He’s right, of course – Tom is used to me calling my parents’ house “home” but he probably had the same reaction the first couple of times. I think partially it comes from still being the baby of my extended family and still being treated as such. I also think it’s a mentality kids automatically get when they go away for college and live in a dorm all four years – all of my dorm rooms or apartments were temporary, and while calling them “home” worked when my roommates drug me “home” at 2AM on a Friday night, the most fitting usage came when my last final was turned in and I was finally able to go home for a break.
As much as I may lament the fact, I’m not in college anymore, and I do consider the apartment I share with my husband and two adorable puppies my “home.” I can’t help it, though, especially sitting at this table watching the snow fall onto frozen Lake Erie, to still call my parents’ condo “home” as well.
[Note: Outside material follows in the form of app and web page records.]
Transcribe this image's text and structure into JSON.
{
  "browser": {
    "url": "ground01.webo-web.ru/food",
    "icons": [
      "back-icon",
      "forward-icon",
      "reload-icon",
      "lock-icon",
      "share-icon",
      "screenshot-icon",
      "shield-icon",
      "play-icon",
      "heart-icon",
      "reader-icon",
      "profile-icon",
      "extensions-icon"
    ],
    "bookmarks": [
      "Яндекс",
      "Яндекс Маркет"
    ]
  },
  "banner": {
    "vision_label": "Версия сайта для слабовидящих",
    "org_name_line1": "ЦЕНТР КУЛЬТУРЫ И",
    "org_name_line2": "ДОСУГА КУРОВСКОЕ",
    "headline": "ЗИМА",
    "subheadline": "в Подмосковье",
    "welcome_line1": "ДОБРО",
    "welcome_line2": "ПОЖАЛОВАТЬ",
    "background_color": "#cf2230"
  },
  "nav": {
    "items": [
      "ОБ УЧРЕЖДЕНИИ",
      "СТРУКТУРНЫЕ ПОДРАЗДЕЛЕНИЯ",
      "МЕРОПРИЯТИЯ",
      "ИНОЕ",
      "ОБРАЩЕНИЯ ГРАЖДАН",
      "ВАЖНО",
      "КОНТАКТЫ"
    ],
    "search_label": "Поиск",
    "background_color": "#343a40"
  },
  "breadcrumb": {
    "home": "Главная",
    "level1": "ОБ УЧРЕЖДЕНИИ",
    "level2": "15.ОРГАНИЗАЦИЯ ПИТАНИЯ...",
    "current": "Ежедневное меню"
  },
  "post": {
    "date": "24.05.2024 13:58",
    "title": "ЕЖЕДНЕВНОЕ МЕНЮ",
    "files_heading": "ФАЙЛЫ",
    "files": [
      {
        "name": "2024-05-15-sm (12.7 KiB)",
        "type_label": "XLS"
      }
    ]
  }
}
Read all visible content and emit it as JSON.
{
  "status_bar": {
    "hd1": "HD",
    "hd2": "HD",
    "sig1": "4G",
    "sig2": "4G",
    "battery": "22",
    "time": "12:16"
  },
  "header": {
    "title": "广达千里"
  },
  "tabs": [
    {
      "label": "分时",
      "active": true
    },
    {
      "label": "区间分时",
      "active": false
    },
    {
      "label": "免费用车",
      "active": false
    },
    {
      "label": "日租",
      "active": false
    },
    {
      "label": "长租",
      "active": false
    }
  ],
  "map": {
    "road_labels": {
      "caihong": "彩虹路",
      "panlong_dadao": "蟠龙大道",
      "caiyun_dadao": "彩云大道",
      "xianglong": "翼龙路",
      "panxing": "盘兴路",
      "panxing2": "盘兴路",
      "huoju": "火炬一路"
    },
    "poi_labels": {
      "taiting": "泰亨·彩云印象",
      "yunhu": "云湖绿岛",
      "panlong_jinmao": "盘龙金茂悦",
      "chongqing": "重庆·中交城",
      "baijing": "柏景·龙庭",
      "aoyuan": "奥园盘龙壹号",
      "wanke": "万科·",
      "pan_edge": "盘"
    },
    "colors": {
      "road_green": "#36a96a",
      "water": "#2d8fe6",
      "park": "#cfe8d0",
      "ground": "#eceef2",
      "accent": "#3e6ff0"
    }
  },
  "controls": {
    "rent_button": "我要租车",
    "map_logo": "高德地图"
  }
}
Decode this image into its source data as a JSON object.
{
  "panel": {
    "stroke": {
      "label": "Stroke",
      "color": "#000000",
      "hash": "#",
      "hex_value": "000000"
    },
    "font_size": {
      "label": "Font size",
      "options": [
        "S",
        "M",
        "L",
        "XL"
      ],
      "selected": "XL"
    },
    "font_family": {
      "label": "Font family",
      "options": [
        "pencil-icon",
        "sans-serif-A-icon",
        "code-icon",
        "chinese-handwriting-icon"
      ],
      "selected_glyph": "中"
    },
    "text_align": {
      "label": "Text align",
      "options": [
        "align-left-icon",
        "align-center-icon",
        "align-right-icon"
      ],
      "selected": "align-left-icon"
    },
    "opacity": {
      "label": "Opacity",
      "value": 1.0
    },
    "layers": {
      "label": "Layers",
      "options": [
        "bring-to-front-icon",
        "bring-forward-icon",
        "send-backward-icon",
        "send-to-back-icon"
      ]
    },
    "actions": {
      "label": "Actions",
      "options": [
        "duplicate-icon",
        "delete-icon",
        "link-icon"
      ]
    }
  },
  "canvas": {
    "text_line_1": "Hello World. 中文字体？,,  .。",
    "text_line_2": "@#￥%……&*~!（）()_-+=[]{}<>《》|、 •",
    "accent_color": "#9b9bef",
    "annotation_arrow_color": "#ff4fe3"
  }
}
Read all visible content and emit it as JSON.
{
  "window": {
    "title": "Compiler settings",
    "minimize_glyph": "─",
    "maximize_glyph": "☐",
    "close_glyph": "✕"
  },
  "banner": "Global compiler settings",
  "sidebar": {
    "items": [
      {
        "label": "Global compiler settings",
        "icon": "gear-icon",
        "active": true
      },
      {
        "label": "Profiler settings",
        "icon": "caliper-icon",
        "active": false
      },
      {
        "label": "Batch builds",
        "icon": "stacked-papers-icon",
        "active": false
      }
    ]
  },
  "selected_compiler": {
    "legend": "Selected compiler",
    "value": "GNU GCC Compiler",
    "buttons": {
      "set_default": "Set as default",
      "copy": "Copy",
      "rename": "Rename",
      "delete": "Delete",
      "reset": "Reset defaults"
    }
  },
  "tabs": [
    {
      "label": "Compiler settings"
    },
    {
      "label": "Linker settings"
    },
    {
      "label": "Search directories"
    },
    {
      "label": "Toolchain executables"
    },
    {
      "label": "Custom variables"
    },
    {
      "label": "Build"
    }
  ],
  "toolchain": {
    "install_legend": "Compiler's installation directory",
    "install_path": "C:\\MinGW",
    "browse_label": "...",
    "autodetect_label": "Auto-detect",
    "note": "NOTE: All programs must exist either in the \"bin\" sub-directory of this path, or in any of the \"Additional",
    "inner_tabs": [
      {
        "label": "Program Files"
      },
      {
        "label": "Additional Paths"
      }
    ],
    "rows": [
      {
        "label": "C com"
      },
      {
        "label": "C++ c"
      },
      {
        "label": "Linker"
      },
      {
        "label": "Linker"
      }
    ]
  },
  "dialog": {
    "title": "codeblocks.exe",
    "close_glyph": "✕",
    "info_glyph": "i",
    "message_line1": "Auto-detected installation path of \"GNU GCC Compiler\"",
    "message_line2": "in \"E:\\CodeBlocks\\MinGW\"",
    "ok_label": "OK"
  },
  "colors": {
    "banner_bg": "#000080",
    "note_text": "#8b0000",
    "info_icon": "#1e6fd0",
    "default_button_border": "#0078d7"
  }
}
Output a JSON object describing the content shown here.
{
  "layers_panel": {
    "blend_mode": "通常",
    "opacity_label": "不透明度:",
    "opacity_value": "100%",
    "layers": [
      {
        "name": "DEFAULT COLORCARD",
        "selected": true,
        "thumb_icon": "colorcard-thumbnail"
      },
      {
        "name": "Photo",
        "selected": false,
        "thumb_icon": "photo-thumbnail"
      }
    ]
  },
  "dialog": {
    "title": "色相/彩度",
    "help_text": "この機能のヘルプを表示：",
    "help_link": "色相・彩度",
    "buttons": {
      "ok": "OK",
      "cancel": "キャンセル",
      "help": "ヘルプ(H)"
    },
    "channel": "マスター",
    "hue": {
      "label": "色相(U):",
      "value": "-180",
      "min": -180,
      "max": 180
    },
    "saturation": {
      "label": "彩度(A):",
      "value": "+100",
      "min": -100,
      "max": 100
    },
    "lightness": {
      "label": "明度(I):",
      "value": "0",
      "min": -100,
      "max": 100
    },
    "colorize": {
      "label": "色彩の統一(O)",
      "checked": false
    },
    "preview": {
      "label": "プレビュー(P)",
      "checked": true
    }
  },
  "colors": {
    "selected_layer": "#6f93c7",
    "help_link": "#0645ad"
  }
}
I can’t help to call it home when I crawl into a fluffy, warm bed overlooking the Cleveland skyline and know that I will wake up to fresh brewed coffee. I especially can’t help calling it home when I am just as contented watching a crappy cop show with my dad as I am shopping for new clothes with my mom.
And maybe this is still “home” not because it is where my heart is all the time, but because it is a place I feel warm, comfortable, and loved. And if that is the case, this “home” is actually one of several moving, ever-changing cocoons of contentment I return to whenever I need a break from this wide, exciting world.
Now if you will excuse me, I’m going to pour another cup of coffee, watch the snow fall, and write.